#### Task directions:
Check every line below for the word "project" and give only the number of lines where it appears.

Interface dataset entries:
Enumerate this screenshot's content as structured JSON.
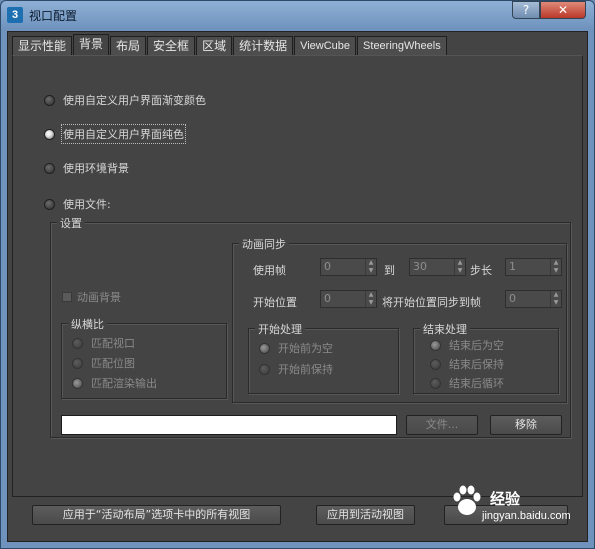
{
  "window": {
    "title": "视口配置",
    "app_icon": "3",
    "help_glyph": "?",
    "close_glyph": "✕"
  },
  "tabs": [
    {
      "label": "显示性能"
    },
    {
      "label": "背景",
      "active": true
    },
    {
      "label": "布局"
    },
    {
      "label": "安全框"
    },
    {
      "label": "区域"
    },
    {
      "label": "统计数据"
    },
    {
      "label": "ViewCube"
    },
    {
      "label": "SteeringWheels"
    }
  ],
  "background_options": [
    {
      "label": "使用自定义用户界面渐变颜色",
      "selected": false
    },
    {
      "label": "使用自定义用户界面纯色",
      "selected": true
    },
    {
      "label": "使用环境背景",
      "selected": false
    },
    {
      "label": "使用文件:",
      "selected": false
    }
  ],
  "settings": {
    "title": "设置",
    "animate_background_label": "动画背景",
    "aspect": {
      "title": "纵横比",
      "options": [
        {
          "label": "匹配视口",
          "selected": false
        },
        {
          "label": "匹配位图",
          "selected": false
        },
        {
          "label": "匹配渲染输出",
          "selected": true
        }
      ]
    },
    "anim_sync": {
      "title": "动画同步",
      "use_frame_label": "使用帧",
      "use_frame_value": "0",
      "to_label": "到",
      "to_value": "30",
      "step_label": "步长",
      "step_value": "1",
      "start_pos_label": "开始位置",
      "start_pos_value": "0",
      "sync_start_label": "将开始位置同步到帧",
      "sync_start_value": "0"
    },
    "start_processing": {
      "title": "开始处理",
      "options": [
        {
          "label": "开始前为空",
          "selected": true
        },
        {
          "label": "开始前保持",
          "selected": false
        }
      ]
    },
    "end_processing": {
      "title": "结束处理",
      "options": [
        {
          "label": "结束后为空",
          "selected": true
        },
        {
          "label": "结束后保持",
          "selected": false
        },
        {
          "label": "结束后循环",
          "selected": false
        }
      ]
    },
    "file_path_value": "",
    "file_button": "文件...",
    "remove_button": "移除"
  },
  "footer": {
    "apply_all_button": "应用于“活动布局”选项卡中的所有视图",
    "apply_active_button": "应用到活动视图",
    "third_button": ""
  },
  "watermark": {
    "brand": "经验",
    "url": "jingyan.baidu.com"
  }
}
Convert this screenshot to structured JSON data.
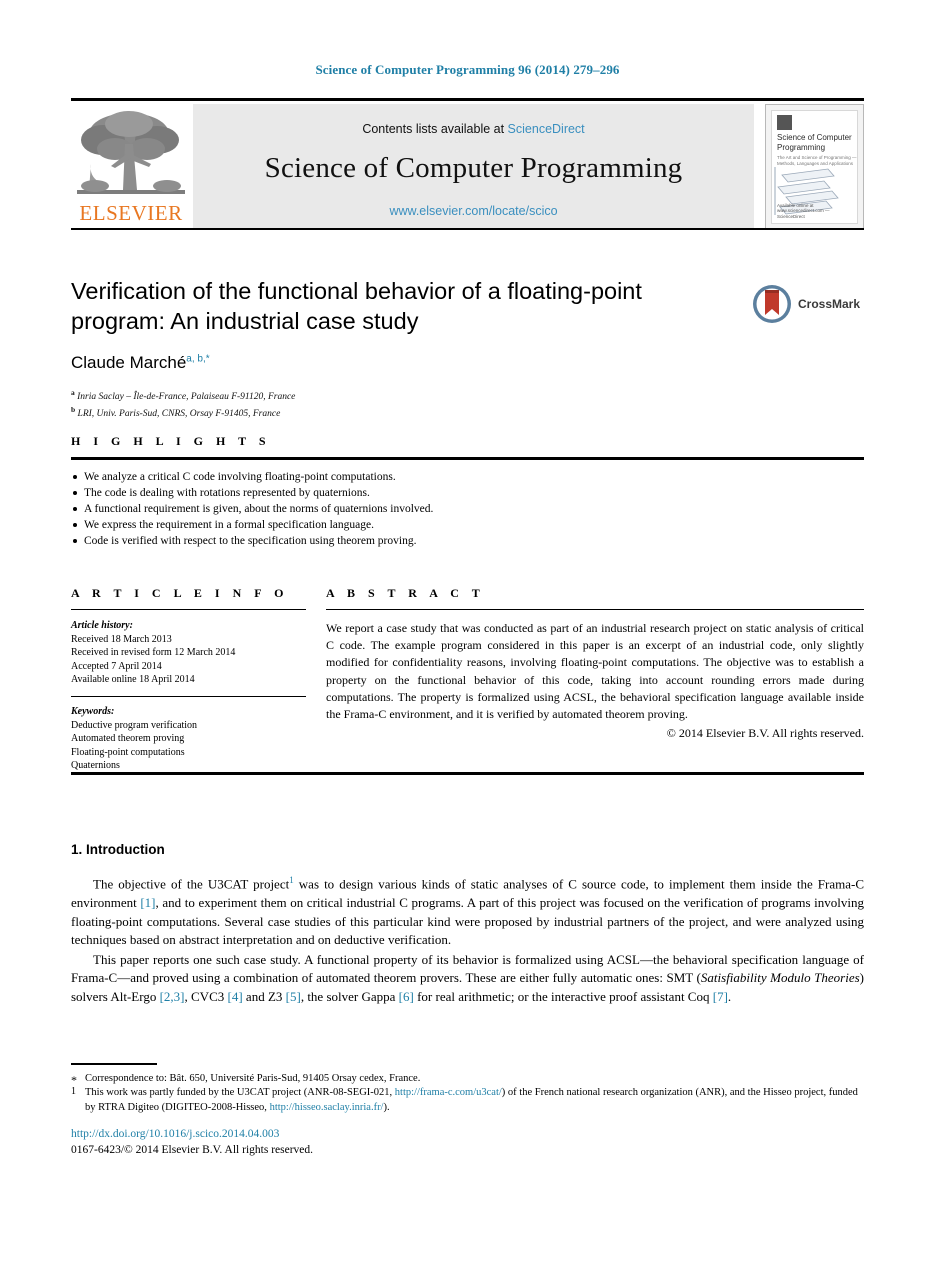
{
  "running_head": "Science of Computer Programming 96 (2014) 279–296",
  "masthead": {
    "publisher": "ELSEVIER",
    "contents_prefix": "Contents lists available at ",
    "contents_link": "ScienceDirect",
    "journal_title": "Science of Computer Programming",
    "journal_url": "www.elsevier.com/locate/scico",
    "cover": {
      "title": "Science of Computer Programming",
      "subtitle": "The Art and Science of Programming — Methods, Languages and Applications",
      "footer": "Available online at www.sciencedirect.com — ScienceDirect"
    }
  },
  "article": {
    "title": "Verification of the functional behavior of a floating-point program: An industrial case study",
    "author_name": "Claude Marché",
    "author_marks": "a, b,",
    "author_star": "*",
    "affiliations": [
      {
        "mark": "a",
        "text": "Inria Saclay – Île-de-France, Palaiseau F-91120, France"
      },
      {
        "mark": "b",
        "text": "LRI, Univ. Paris-Sud, CNRS, Orsay F-91405, France"
      }
    ],
    "crossmark_label": "CrossMark"
  },
  "highlights": {
    "heading": "H I G H L I G H T S",
    "items": [
      "We analyze a critical C code involving floating-point computations.",
      "The code is dealing with rotations represented by quaternions.",
      "A functional requirement is given, about the norms of quaternions involved.",
      "We express the requirement in a formal specification language.",
      "Code is verified with respect to the specification using theorem proving."
    ]
  },
  "article_info": {
    "heading": "A R T I C L E    I N F O",
    "history_label": "Article history:",
    "history": [
      "Received 18 March 2013",
      "Received in revised form 12 March 2014",
      "Accepted 7 April 2014",
      "Available online 18 April 2014"
    ],
    "keywords_label": "Keywords:",
    "keywords": [
      "Deductive program verification",
      "Automated theorem proving",
      "Floating-point computations",
      "Quaternions"
    ]
  },
  "abstract": {
    "heading": "A B S T R A C T",
    "text": "We report a case study that was conducted as part of an industrial research project on static analysis of critical C code. The example program considered in this paper is an excerpt of an industrial code, only slightly modified for confidentiality reasons, involving floating-point computations. The objective was to establish a property on the functional behavior of this code, taking into account rounding errors made during computations. The property is formalized using ACSL, the behavioral specification language available inside the Frama-C environment, and it is verified by automated theorem proving.",
    "copyright": "© 2014 Elsevier B.V. All rights reserved."
  },
  "introduction": {
    "heading": "1. Introduction",
    "paragraph1": {
      "part1": "The objective of the U3CAT project",
      "footnote_mark": "1",
      "part2": " was to design various kinds of static analyses of C source code, to implement them inside the Frama-C environment ",
      "ref1": "[1]",
      "part3": ", and to experiment them on critical industrial C programs. A part of this project was focused on the verification of programs involving floating-point computations. Several case studies of this particular kind were proposed by industrial partners of the project, and were analyzed using techniques based on abstract interpretation and on deductive verification."
    },
    "paragraph2": {
      "part1": "This paper reports one such case study. A functional property of its behavior is formalized using ACSL—the behavioral specification language of Frama-C—and proved using a combination of automated theorem provers. These are either fully automatic ones: SMT (",
      "italic1": "Satisfiability Modulo Theories",
      "part2": ") solvers Alt-Ergo ",
      "ref1": "[2,3]",
      "part3": ", CVC3 ",
      "ref2": "[4]",
      "part4": " and Z3 ",
      "ref3": "[5]",
      "part5": ", the solver Gappa ",
      "ref4": "[6]",
      "part6": " for real arithmetic; or the interactive proof assistant Coq ",
      "ref5": "[7]",
      "part7": "."
    }
  },
  "footnotes": {
    "correspondence_mark": "*",
    "correspondence": "Correspondence to: Bât. 650, Université Paris-Sud, 91405 Orsay cedex, France.",
    "funding_mark": "1",
    "funding_part1": "This work was partly funded by the U3CAT project (ANR-08-SEGI-021, ",
    "funding_link1": "http://frama-c.com/u3cat/",
    "funding_part2": ") of the French national research organization (ANR), and the Hisseo project, funded by RTRA Digiteo (DIGITEO-2008-Hisseo, ",
    "funding_link2": "http://hisseo.saclay.inria.fr/",
    "funding_part3": ")."
  },
  "footer": {
    "doi": "http://dx.doi.org/10.1016/j.scico.2014.04.003",
    "issn_line": "0167-6423/© 2014 Elsevier B.V. All rights reserved."
  },
  "colors": {
    "link": "#1f7fa6",
    "elsevier_orange": "#E87722",
    "masthead_bg": "#e9e9e9"
  }
}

#### Written solution:
5